- [Data for this task]:
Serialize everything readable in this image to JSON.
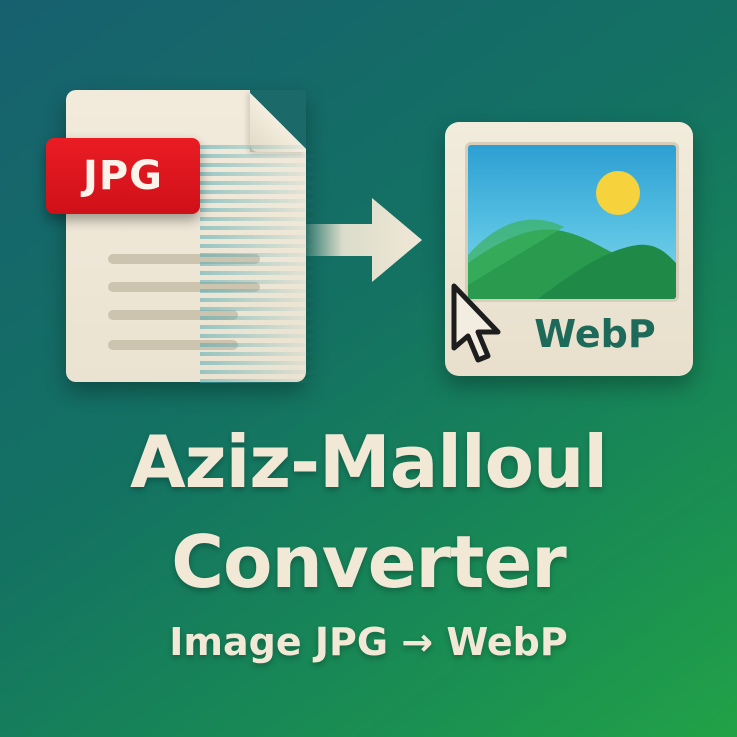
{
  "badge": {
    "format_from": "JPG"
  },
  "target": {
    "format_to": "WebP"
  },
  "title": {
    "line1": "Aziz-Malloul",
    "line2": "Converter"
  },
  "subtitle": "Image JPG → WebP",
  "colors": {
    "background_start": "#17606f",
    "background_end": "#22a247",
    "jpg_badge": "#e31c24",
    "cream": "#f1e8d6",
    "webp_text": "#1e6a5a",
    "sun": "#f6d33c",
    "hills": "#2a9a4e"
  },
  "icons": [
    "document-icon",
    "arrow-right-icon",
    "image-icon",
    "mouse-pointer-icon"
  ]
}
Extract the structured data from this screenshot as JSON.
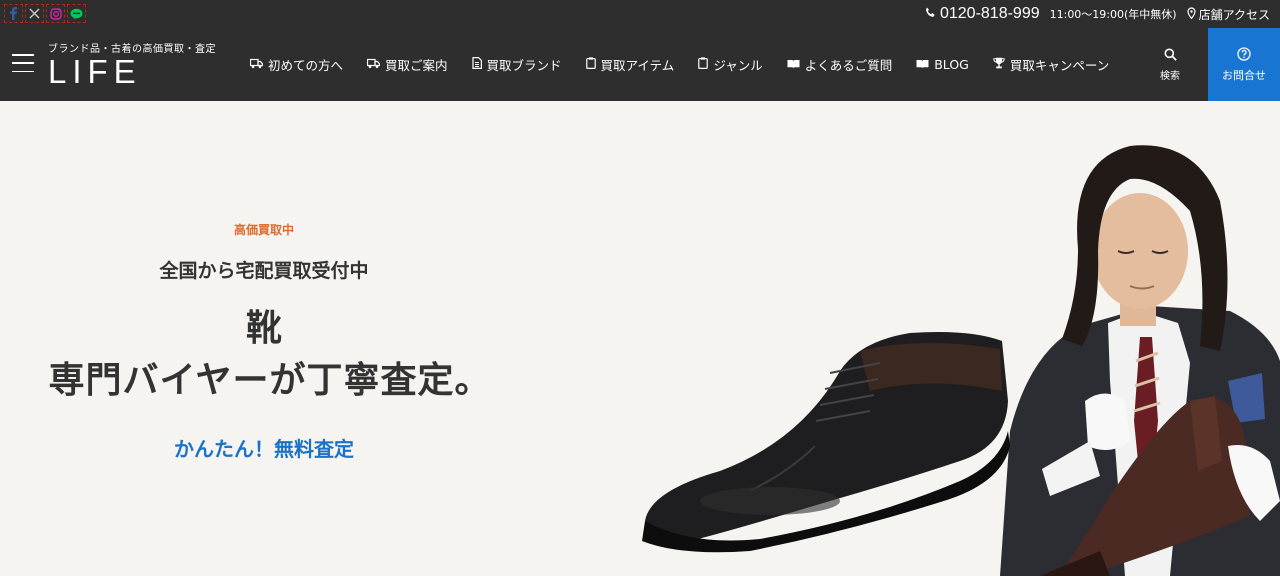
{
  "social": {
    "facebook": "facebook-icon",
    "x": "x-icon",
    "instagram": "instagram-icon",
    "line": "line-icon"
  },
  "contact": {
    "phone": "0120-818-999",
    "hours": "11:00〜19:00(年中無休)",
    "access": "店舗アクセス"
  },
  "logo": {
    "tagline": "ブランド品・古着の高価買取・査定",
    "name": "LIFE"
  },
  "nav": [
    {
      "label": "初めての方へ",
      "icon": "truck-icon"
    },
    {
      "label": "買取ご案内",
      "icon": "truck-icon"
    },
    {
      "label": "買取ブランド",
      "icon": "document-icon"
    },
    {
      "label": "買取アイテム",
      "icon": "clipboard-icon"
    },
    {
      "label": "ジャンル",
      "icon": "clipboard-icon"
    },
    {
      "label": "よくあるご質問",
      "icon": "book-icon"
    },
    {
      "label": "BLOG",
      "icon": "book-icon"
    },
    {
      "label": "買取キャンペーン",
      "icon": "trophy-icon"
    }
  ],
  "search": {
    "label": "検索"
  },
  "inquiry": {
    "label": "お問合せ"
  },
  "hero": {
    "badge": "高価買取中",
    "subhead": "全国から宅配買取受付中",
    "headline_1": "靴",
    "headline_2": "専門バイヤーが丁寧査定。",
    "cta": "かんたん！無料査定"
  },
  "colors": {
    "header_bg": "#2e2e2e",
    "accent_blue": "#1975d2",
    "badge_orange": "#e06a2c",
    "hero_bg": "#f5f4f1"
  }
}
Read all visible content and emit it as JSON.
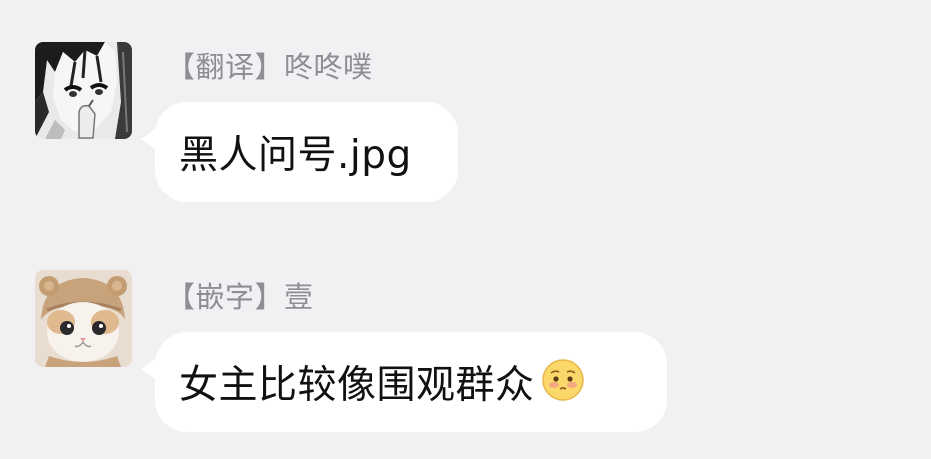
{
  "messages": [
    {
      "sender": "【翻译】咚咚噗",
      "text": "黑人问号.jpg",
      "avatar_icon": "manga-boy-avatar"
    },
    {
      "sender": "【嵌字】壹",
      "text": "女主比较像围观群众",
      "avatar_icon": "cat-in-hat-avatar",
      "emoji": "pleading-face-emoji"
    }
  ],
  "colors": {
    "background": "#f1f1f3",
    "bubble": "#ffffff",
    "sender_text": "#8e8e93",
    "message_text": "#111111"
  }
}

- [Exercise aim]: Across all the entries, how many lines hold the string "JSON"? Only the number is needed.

- [Response area]: 3